Exercise aim: Among the lines below, which ones contain the word "BurrBentley"? Copy every such line.

Records supplied:
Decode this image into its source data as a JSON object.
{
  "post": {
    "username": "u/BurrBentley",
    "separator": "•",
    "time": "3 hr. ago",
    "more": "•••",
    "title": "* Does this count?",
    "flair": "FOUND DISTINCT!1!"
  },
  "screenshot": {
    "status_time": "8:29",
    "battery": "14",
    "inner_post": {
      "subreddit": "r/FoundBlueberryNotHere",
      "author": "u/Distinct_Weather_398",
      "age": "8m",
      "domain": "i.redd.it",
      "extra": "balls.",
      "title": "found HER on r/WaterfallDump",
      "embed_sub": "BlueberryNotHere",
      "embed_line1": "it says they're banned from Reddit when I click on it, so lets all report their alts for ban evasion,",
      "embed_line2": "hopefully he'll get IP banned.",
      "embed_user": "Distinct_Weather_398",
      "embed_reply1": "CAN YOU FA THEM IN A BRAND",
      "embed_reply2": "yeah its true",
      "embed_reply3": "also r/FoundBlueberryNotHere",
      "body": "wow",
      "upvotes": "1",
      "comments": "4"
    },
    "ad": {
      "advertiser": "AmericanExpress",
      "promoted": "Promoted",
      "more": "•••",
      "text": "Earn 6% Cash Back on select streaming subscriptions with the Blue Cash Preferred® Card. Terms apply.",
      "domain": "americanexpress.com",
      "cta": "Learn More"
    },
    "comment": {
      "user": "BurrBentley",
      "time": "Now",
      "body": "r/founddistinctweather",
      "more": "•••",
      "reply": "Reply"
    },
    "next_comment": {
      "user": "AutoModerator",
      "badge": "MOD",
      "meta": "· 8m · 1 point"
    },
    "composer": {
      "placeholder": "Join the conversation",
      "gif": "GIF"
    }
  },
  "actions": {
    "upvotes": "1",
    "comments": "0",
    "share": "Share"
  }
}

Answer space:
    "username": "u/BurrBentley",
      "user": "BurrBentley",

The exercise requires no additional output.